Without naming names, noticeably absent were the real fuckboys of yesteryear. I figure that the size and enthusiasm of the crowd can likely be chalked up in large part to the fact that so many of those in attendance have been burnt by High Times, or Chalice, or others and realized that they finally found the solace that I had too.
General admission 2-day tickets were $350 plus a twenty-something dollar service fee. So call it $375. That ain’t cheap but for the vendors onsite, it allowed them to spend more time to form lasting business relationships with wholesale buyers, and still gave them a chance to introduce or reinforce their brand with the public connoisseurs.
Parking is free. Hell, even some incredibly life-saving, cottonmouth-quenching, charcoal-filtered lemonade and cinnamon churro cold brew was free on tap both days from the homies at Kingston Coffee.
Much like the complementary umbrellas and raised walkways at December’s Emerald Cup, these thoughtful touches go a long way to separate shows like theirs and Hall of Flowers from the rest.
GRIPES FROM THE GRASSROOTS

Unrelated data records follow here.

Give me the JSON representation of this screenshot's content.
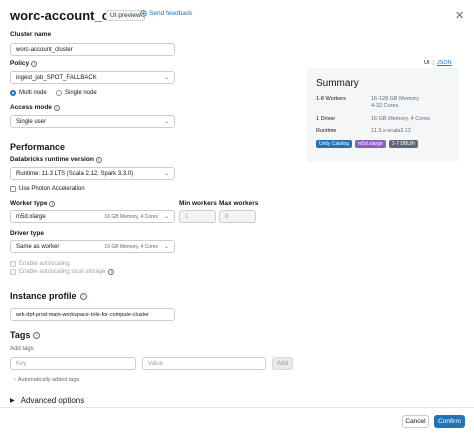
{
  "header": {
    "title": "worc-account_cluster",
    "preview_badge": "UI preview",
    "feedback_label": "Send feedback"
  },
  "form": {
    "cluster_name_label": "Cluster name",
    "cluster_name_value": "worc-account_cluster",
    "policy_label": "Policy",
    "policy_value": "ingest_job_SPOT_FALLBACK",
    "node_mode": {
      "multi_label": "Multi node",
      "single_label": "Single node",
      "selected": "Multi node"
    },
    "access_mode_label": "Access mode",
    "access_mode_value": "Single user"
  },
  "view_toggle": {
    "ui_label": "UI",
    "separator": "|",
    "json_label": "JSON"
  },
  "performance": {
    "heading": "Performance",
    "runtime_label": "Databricks runtime version",
    "runtime_value": "Runtime: 11.3 LTS (Scala 2.12, Spark 3.3.0)",
    "photon_label": "Use Photon Acceleration",
    "worker_type_label": "Worker type",
    "worker_type_value": "m5d.xlarge",
    "worker_type_meta": "16 GB Memory, 4 Cores",
    "min_workers_label": "Min workers",
    "min_workers_value": "1",
    "max_workers_label": "Max workers",
    "max_workers_value": "8",
    "driver_type_label": "Driver type",
    "driver_type_value": "Same as worker",
    "driver_type_meta": "16 GB Memory, 4 Cores",
    "autoscaling_label": "Enable autoscaling",
    "autoscaling_storage_label": "Enable autoscaling local storage"
  },
  "instance_profile": {
    "heading": "Instance profile",
    "value": "wrk-dpf-prod-main-workspace-role-for-compute-cluster"
  },
  "tags": {
    "heading": "Tags",
    "add_label": "Add tags",
    "key_placeholder": "Key",
    "value_placeholder": "Value",
    "add_button": "Add",
    "auto_tags_label": "Automatically added tags"
  },
  "advanced": {
    "label": "Advanced options"
  },
  "summary": {
    "title": "Summary",
    "rows": [
      {
        "key": "1-8 Workers",
        "value_line1": "16-128 GB Memory",
        "value_line2": "4-32 Cores"
      },
      {
        "key": "1 Driver",
        "value_line1": "16 GB Memory, 4 Cores",
        "value_line2": ""
      },
      {
        "key": "Runtime",
        "value_line1": "11.3.x-scala2.12",
        "value_line2": ""
      }
    ],
    "tags": [
      {
        "label": "Unity Catalog",
        "color": "#2272b4"
      },
      {
        "label": "m5d.xlarge",
        "color": "#8a5fc7"
      },
      {
        "label": "1-7 DBU/h",
        "color": "#5f6a74"
      }
    ]
  },
  "footer": {
    "cancel_label": "Cancel",
    "confirm_label": "Confirm"
  },
  "colors": {
    "accent": "#2272b4",
    "border": "#c9ced3"
  }
}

Ok, ok, nothing is totally perfect, right? Considering that this was only the second year of the event, and considering the current regulatory environment, we were pleasantly surprised at how smoothly Hall of Flowers was executed, but here’s where we saw some room for improvement.
Due to the absolutely dispassionate restrictions of Prop 64 on cannabis compassion programs, handing out free samples at an event like Hall of Flowers (or anywhere in Cali, really) is no longer legal. Instead, compassion-based outfits like our good friends at Santa Cruz Veterans Alliance are forced to buy their own product from themselves at full retail price (including all applicable taxes) to be able to legally give it away to fellow veterans in need.
In order to comply with that ass-backwards part of “legal weed”, and in order to make sure that no one person walked away from the event with more than the state-imposed daily limit of an ounce of flower and/or 8g of cannabis extracts, Hall of Flowers implemented a plan that probably worked better in theory than in practice.
Instead of dispensing samples themselves, vendors would give interested buyers a serialized ticket. Once you had a stack of these tickets, you could redeem them at one of two “dispensary” booths operated by Showgrow. They would scan your ticket to reveal what the sample actually was – it could be a pre-roll, an 8th of buds, a bath bomb, a small edible, or more – and you pay $2 per ticket to get the goods.
The money went to cover the cost and tax obligation for each “$1” sample and buyers walked away with a bag of goodies for $10-20 in most cases.
Sounds great, right?
The problem that arose was a pretty ironic reflection of the Cali cannabis market as whole, though, as lines for the dispensary booths became comically long and samples reportedly ran out long before the corresponding tickets had been redeemed.
Of course, the wait was much shorter at the beginning of each day than it was at the end, but the end of the day is when you have a handful of tickets. The fix is simple and we have little doubt that they will beef up the distribution game next year assuming that the state still makes them jump through so many ridiculous hoops.
Also, the show concluded at 6pm the first day, and ran a bit longer on the second and final day. We’d love to see them close the exhibition halls at 6pm, but keep that stellar outdoor area open into the night. That way all of our friends who’ve been stuck working their booths all day could catch the vibe as well and the party could continue. Santa Rosa is a beautiful town but there is not much to do there on a Tuesday or Wednesday night.
Are we being picky? Maybe, but one thing is certain – Hall of Flowers is the future of Business-to-Business cannabis events and the future is finally getting brighter.